Even I was a tad ... happy?? proud??  relieved?? ... that I allowed myself to feel for two minutes.  I know my therapist will be giddy beyond measure.  However, her very first question will be:  "What were you feeling?"  Ah, crap!  I stink at identifying feelings.  I tend to give states of being instead of feelings.  And, in this case, that is what I have:  grief.  I was grieving.

I still fantasize about being a mother.  I know that my body will never make me a mother.  I mean, I still have no signs of menopause, so, perhaps, with lots of medical help, I could achieve pregnancy.  But I doubt that my body would carry to term.  And I highly doubt any doctor would agree to put me through the mental trauma it would take to inseminate me or risk what a pregnancy would do to my health.

The truth is that I still fantasize about being a mother through foster care.  I know that I cannot be a mother of a baby or any child who would need to be picked up or carried.  I am too weak for that now.  I mean, I am really only able to do so with Amos because of 1) his weight and 2) his preference for being up on my shoulders.  I am fairly certain it would be impossible to put a baby up on my shoulders or any young child weighing 22 pounds or less.

And then there is the whole fainting and nausea and pain situation.  I need to be a foster mother whose charges are able to clothe, feed, and even get themselves to school in a pinch, rather than need 24/7 care.  I need charges who need a place of safety and a freezer full of mason jar meals.  I need charges who are still in need of parenting, but who are testing the waters of independence.  Basically, I need teenagers to mother.

But no one in his/her right mind is going to put a foster child, even a teenager, in the house of a chronically ill person.  All those fantasies aside, I am never going to be a mother.  For many women, that is a devastating realization, married or single.  For me, it is the death of a hope I have harbored most of my life:  the hope of the kind of family I long for, the hope of a chance to do things right.
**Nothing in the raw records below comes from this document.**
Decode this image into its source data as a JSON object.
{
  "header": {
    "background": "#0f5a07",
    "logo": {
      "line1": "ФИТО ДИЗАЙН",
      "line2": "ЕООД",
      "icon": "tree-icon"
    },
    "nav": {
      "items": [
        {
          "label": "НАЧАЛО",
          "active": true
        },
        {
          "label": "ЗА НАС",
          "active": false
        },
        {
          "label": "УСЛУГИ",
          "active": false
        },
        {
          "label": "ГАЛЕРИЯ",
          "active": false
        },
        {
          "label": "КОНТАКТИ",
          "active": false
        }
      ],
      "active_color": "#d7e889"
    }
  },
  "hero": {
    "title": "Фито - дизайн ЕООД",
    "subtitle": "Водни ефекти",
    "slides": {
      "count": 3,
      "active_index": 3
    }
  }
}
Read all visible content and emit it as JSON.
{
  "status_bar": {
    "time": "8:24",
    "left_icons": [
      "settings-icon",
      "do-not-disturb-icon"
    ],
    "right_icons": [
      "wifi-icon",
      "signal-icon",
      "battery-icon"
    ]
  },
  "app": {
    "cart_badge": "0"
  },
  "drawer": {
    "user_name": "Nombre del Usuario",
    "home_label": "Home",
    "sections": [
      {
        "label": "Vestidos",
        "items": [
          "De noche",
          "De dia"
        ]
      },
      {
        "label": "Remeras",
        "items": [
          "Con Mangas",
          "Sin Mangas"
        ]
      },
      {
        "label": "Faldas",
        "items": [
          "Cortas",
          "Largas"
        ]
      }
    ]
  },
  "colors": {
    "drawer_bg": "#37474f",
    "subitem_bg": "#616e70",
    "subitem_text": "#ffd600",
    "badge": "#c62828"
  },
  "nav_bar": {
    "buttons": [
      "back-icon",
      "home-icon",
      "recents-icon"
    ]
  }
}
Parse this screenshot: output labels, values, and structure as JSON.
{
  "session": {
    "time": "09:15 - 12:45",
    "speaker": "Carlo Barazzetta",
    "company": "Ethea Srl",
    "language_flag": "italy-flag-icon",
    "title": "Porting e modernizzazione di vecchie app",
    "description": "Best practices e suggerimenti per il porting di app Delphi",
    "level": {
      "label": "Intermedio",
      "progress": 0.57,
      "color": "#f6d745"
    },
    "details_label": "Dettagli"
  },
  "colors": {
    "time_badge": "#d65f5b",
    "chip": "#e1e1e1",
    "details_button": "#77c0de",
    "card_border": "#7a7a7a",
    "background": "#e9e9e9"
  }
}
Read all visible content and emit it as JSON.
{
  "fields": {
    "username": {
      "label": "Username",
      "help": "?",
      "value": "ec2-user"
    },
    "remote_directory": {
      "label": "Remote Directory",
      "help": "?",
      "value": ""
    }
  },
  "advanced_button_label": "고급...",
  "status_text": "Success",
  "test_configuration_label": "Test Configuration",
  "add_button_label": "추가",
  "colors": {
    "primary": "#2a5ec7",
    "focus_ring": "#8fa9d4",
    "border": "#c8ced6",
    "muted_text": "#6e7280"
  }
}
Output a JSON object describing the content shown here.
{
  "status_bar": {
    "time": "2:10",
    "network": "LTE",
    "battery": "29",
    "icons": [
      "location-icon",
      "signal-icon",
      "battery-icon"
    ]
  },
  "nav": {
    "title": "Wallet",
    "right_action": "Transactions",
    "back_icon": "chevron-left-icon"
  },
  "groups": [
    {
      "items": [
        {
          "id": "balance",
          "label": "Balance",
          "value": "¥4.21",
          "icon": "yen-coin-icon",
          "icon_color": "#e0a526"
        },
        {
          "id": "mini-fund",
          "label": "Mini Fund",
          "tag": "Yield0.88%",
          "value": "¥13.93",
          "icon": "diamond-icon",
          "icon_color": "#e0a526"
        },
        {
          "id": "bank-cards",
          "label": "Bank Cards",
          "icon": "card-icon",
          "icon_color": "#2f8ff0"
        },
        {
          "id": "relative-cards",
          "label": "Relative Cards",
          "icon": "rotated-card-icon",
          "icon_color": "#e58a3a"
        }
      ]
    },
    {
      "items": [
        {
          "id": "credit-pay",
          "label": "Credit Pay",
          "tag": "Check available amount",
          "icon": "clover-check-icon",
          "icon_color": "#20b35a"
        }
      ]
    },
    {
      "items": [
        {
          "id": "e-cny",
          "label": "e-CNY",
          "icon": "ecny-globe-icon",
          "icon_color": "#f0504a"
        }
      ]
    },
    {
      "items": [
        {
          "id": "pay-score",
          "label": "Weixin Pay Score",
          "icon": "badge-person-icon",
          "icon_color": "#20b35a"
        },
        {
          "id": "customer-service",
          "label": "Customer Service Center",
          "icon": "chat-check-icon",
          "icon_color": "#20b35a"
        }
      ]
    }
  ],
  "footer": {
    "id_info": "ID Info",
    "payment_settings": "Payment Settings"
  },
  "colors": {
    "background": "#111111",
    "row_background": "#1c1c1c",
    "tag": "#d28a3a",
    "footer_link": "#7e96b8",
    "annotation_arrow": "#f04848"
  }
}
I try to tell me sister more frequently now that her mothering is a marvel.  She loves her children fiercely and is affectionate with them.  She is proud of them and tells them so.  She goes to school and sporting events.  Although a single, working mother, she tries to be involved in schooling and sporting even if in small ways.  She takes time off of work just to be with them, not because she has to do so.  She thinks of her children often and lets them know that.

To me, it speaks VOLUMES to me that both of my sister's teenage sons will talk to her about their struggles, even if getting there with the one with autism can take longer.  And it is unfathomable to me that she continues to reach out to and try to help her adult daughter, a daughter who has yet to take responsibility of her own life and often wounds my sister in what many would say are unforgivable ways. To me, my sister is selfless in her mothering, even if some of her family say that she holds her boys too closely and I wish for her boys to have a few more experiences than they do.

I know that my family has strong feelings about my sister as a mother, but she has not been supported as such, respected as such.  How difficult that must have been for her all of these years! Nor did she have a strong parenting experience herself.  In short, my sister mothers in a way she was not mothered.  She got the chance to have the kind of family she wanted.

I never will.
I will never be a mother.

How does that make me feel?  I have not a clue.  I know that it was a powerful emotion(s).  I know that that my emotion(s) came from a place of grief, at least.  And I know that my emotion(s) was too much for me.

But I remained present in that grief.
For two minutes.